"Karlheinz Stockhausen (August 22, 1928 - December 5, 2007) was a German composer, widely acknowledged by critics as one of the most important but also controversial composers of the 20th and early 21st centuries. He is known for his ground-breaking work in electronic music, aleatory (controlled chance) in serial composition, and musical spatialization. ... Similar Artists: Iannis Xenakis, John Cage, Luciano Berio, Luigi Nono, Morton Feldman, Olivier Messiaen, Arnold Sch÷nberg"
Fig.1 Omnibus (1981). "Tuning In: A Film About Karlheinz Stockhausen", television documentary, BBC1 [published on 13 May 2012 by Thiago Carvalho Fernandes, YouTube].

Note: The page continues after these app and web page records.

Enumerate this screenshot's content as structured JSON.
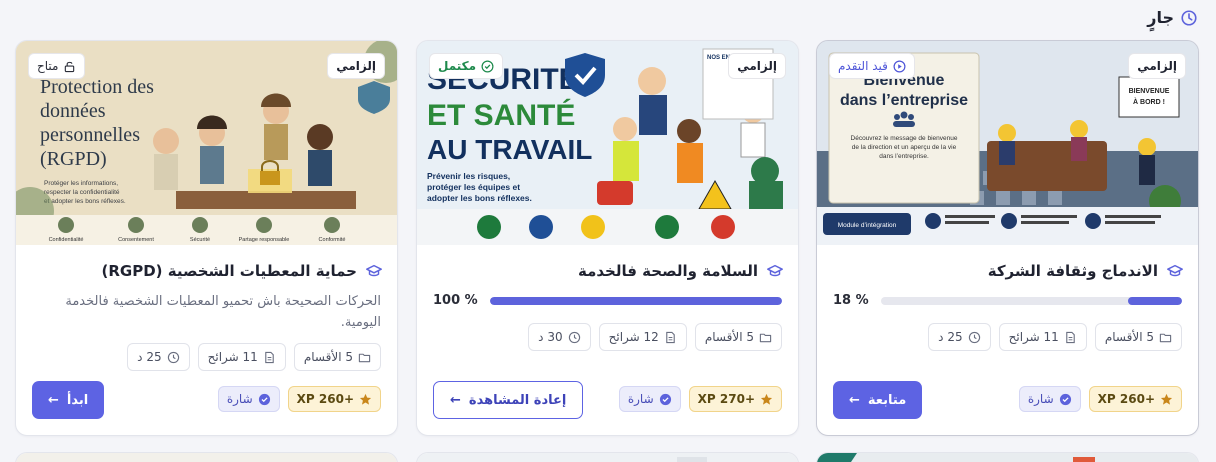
{
  "section": {
    "title": "جارٍ",
    "icon": "clock-icon"
  },
  "cards": [
    {
      "title": "الاندماج وثقافة الشركة",
      "mandatory": "إلزامي",
      "status": "قيد التقدم",
      "status_icon": "play-circle-icon",
      "progress": 18,
      "progress_label": "18 %",
      "meta": {
        "sections": "5 الأقسام",
        "slides": "11 شرائح",
        "duration": "25 د"
      },
      "xp": "+260 XP",
      "badge": "شارة",
      "button": "متابعة",
      "thumb_title": "Bienvenue dans l’entreprise",
      "thumb_sub": "Découvrez le message de bienvenue de la direction et un aperçu de la vie dans l’entreprise.",
      "thumb_sign": "BIENVENUE À BORD !"
    },
    {
      "title": "السلامة والصحة فالخدمة",
      "mandatory": "إلزامي",
      "status": "مكتمل",
      "status_icon": "check-circle-icon",
      "progress": 100,
      "progress_label": "100 %",
      "meta": {
        "sections": "5 الأقسام",
        "slides": "12 شرائح",
        "duration": "30 د"
      },
      "xp": "+270 XP",
      "badge": "شارة",
      "button": "إعادة المشاهدة",
      "thumb_title": [
        "SÉCURITÉ",
        "ET SANTÉ",
        "AU TRAVAIL"
      ],
      "thumb_sub": "Prévenir les risques, protéger les équipes et adopter les bons réflexes."
    },
    {
      "title": "حماية المعطيات الشخصية (RGPD)",
      "mandatory": "إلزامي",
      "status": "متاح",
      "status_icon": "unlock-icon",
      "description": "الحركات الصحيحة باش تحميو المعطيات الشخصية فالخدمة اليومية.",
      "meta": {
        "sections": "5 الأقسام",
        "slides": "11 شرائح",
        "duration": "25 د"
      },
      "xp": "+260 XP",
      "badge": "شارة",
      "button": "ابدأ",
      "thumb_title": [
        "Protection des",
        "données",
        "personnelles",
        "(RGPD)"
      ],
      "thumb_sub": "Protéger les informations, respecter la confidentialité et adopter les bons réflexes.",
      "thumb_footer": [
        "Confidentialité",
        "Consentement",
        "Sécurité",
        "Partage responsable",
        "Conformité"
      ]
    }
  ],
  "colors": {
    "accent": "#5d63e3",
    "xp_bg": "#fdf3d7",
    "badge_bg": "#ecedfb",
    "done": "#1e8a4c"
  }
}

"this blog is nina wenhart's collection of resources on the various histories of new media art. it consists mainly of non or very little edited material i found flaneuring on the net, sometimes with my own annotations and comments, sometimes it's also textparts i retyped from books that are out of print.
it is also meant to be an additional resource of information and recommended reading for my students of the prehystories of new media class that i teach at the school of the art institute of chicago in fall 2008.
the focus is on the time period from the beginning of the 20th century up to today."
(Nina Wenhart, 26/06/2008)
"Daphne Oram (1925 - 2003) is one of the central figures in the development of British experimental electronic music. Early in her career she declined a place at the Royal College of Music to become a "music balancer" at the BBC, and as co-founder and first director of the BBC Radiophonic Workshop, she is credited with the invention of a new form of sound synthesis - Oramics. Not only is this one of the earliest forms of electronic sound synthesis, it is noteworthy for being audiovisual in nature - i.e. the composer draws onto a synchronised set of ten 35mm film strips which overlay a series of photo-electric cells, generating electrical charges to control amplitude, timbre, frequency, and duration.This system was a key part of early BBC Radiophonic Workshop practice. However, after Daphne left the BBC (in 1959), her research, including Oramics, continued in relative secrecy."